▶ WORK INSTRUCTIONS: Word for word, repeat all of the entries below.

▶ DATA SHOWN:
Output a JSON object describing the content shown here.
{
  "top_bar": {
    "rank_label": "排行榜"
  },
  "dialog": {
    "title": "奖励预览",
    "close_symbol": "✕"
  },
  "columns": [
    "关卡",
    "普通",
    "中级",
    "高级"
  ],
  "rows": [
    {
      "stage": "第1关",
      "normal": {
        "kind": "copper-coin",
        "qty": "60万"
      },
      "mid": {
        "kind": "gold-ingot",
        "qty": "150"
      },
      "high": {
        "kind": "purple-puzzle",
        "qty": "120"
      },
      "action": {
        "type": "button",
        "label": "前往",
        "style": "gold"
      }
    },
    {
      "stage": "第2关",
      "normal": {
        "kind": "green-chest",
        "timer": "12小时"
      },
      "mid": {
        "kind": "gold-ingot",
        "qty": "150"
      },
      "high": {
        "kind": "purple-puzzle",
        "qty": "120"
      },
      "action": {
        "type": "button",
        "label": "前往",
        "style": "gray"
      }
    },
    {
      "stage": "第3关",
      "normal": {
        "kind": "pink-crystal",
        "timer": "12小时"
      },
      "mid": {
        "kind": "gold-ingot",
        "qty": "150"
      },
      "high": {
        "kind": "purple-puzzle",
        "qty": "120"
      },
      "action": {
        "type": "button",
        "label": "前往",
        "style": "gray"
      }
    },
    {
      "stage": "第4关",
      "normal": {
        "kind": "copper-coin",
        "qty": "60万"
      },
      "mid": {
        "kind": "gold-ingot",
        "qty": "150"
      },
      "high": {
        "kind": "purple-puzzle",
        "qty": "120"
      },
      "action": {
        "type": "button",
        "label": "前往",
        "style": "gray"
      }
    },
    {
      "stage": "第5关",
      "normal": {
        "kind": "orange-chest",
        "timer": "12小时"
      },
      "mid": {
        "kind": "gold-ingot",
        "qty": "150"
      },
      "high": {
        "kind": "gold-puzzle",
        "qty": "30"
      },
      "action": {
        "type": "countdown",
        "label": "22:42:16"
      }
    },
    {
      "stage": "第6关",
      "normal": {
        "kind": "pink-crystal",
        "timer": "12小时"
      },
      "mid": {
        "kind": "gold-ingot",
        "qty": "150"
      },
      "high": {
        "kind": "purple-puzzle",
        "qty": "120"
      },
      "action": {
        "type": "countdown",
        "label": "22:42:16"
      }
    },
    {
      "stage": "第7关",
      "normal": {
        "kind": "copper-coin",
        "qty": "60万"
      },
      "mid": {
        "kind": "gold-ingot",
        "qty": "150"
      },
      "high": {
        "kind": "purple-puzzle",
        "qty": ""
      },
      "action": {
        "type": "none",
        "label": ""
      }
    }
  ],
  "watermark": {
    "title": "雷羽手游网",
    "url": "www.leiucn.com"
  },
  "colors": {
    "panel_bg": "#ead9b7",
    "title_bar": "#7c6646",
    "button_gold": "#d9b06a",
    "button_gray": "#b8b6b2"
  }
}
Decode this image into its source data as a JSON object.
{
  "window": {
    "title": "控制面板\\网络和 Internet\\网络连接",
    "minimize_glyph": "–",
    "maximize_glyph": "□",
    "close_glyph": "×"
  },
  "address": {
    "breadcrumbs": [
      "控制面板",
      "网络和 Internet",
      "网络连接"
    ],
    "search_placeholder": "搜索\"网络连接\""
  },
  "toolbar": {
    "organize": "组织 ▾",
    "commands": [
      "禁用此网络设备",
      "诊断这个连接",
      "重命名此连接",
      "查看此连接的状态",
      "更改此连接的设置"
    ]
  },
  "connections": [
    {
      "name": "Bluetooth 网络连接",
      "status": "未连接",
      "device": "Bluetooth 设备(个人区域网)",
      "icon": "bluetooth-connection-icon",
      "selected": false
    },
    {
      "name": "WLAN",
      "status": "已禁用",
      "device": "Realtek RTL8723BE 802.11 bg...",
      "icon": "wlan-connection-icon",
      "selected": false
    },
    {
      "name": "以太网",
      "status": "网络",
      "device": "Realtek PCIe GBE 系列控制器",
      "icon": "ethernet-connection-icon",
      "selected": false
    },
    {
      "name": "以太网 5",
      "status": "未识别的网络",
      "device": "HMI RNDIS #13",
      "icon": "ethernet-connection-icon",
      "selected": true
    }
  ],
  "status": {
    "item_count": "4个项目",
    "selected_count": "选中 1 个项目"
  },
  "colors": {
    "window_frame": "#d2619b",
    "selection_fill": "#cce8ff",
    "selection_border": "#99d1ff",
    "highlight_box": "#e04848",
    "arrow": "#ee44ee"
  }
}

▶ RESPONSE BOX:
Output a JSON object describing the content shown here.
{
  "top_bar": {
    "rank_label": "排行榜"
  },
  "dialog": {
    "title": "奖励预览",
    "close_symbol": "✕"
  },
  "columns": [
    "关卡",
    "普通",
    "中级",
    "高级"
  ],
  "rows": [
    {
      "stage": "第1关",
      "normal": {
        "kind": "copper-coin",
        "qty": "60万"
      },
      "mid": {
        "kind": "gold-ingot",
        "qty": "150"
      },
      "high": {
        "kind": "purple-puzzle",
        "qty": "120"
      },
      "action": {
        "type": "button",
        "label": "前往",
        "style": "gold"
      }
    },
    {
      "stage": "第2关",
      "normal": {
        "kind": "green-chest",
        "timer": "12小时"
      },
      "mid": {
        "kind": "gold-ingot",
        "qty": "150"
      },
      "high": {
        "kind": "purple-puzzle",
        "qty": "120"
      },
      "action": {
        "type": "button",
        "label": "前往",
        "style": "gray"
      }
    },
    {
      "stage": "第3关",
      "normal": {
        "kind": "pink-crystal",
        "timer": "12小时"
      },
      "mid": {
        "kind": "gold-ingot",
        "qty": "150"
      },
      "high": {
        "kind": "purple-puzzle",
        "qty": "120"
      },
      "action": {
        "type": "button",
        "label": "前往",
        "style": "gray"
      }
    },
    {
      "stage": "第4关",
      "normal": {
        "kind": "copper-coin",
        "qty": "60万"
      },
      "mid": {
        "kind": "gold-ingot",
        "qty": "150"
      },
      "high": {
        "kind": "purple-puzzle",
        "qty": "120"
      },
      "action": {
        "type": "button",
        "label": "前往",
        "style": "gray"
      }
    },
    {
      "stage": "第5关",
      "normal": {
        "kind": "orange-chest",
        "timer": "12小时"
      },
      "mid": {
        "kind": "gold-ingot",
        "qty": "150"
      },
      "high": {
        "kind": "gold-puzzle",
        "qty": "30"
      },
      "action": {
        "type": "countdown",
        "label": "22:42:16"
      }
    },
    {
      "stage": "第6关",
      "normal": {
        "kind": "pink-crystal",
        "timer": "12小时"
      },
      "mid": {
        "kind": "gold-ingot",
        "qty": "150"
      },
      "high": {
        "kind": "purple-puzzle",
        "qty": "120"
      },
      "action": {
        "type": "countdown",
        "label": "22:42:16"
      }
    },
    {
      "stage": "第7关",
      "normal": {
        "kind": "copper-coin",
        "qty": "60万"
      },
      "mid": {
        "kind": "gold-ingot",
        "qty": "150"
      },
      "high": {
        "kind": "purple-puzzle",
        "qty": ""
      },
      "action": {
        "type": "none",
        "label": ""
      }
    }
  ],
  "watermark": {
    "title": "雷羽手游网",
    "url": "www.leiucn.com"
  },
  "colors": {
    "panel_bg": "#ead9b7",
    "title_bar": "#7c6646",
    "button_gold": "#d9b06a",
    "button_gray": "#b8b6b2"
  }
}
Decode this image into its source data as a JSON object.
{
  "window": {
    "title": "控制面板\\网络和 Internet\\网络连接",
    "minimize_glyph": "–",
    "maximize_glyph": "□",
    "close_glyph": "×"
  },
  "address": {
    "breadcrumbs": [
      "控制面板",
      "网络和 Internet",
      "网络连接"
    ],
    "search_placeholder": "搜索\"网络连接\""
  },
  "toolbar": {
    "organize": "组织 ▾",
    "commands": [
      "禁用此网络设备",
      "诊断这个连接",
      "重命名此连接",
      "查看此连接的状态",
      "更改此连接的设置"
    ]
  },
  "connections": [
    {
      "name": "Bluetooth 网络连接",
      "status": "未连接",
      "device": "Bluetooth 设备(个人区域网)",
      "icon": "bluetooth-connection-icon",
      "selected": false
    },
    {
      "name": "WLAN",
      "status": "已禁用",
      "device": "Realtek RTL8723BE 802.11 bg...",
      "icon": "wlan-connection-icon",
      "selected": false
    },
    {
      "name": "以太网",
      "status": "网络",
      "device": "Realtek PCIe GBE 系列控制器",
      "icon": "ethernet-connection-icon",
      "selected": false
    },
    {
      "name": "以太网 5",
      "status": "未识别的网络",
      "device": "HMI RNDIS #13",
      "icon": "ethernet-connection-icon",
      "selected": true
    }
  ],
  "status": {
    "item_count": "4个项目",
    "selected_count": "选中 1 个项目"
  },
  "colors": {
    "window_frame": "#d2619b",
    "selection_fill": "#cce8ff",
    "selection_border": "#99d1ff",
    "highlight_box": "#e04848",
    "arrow": "#ee44ee"
  }
}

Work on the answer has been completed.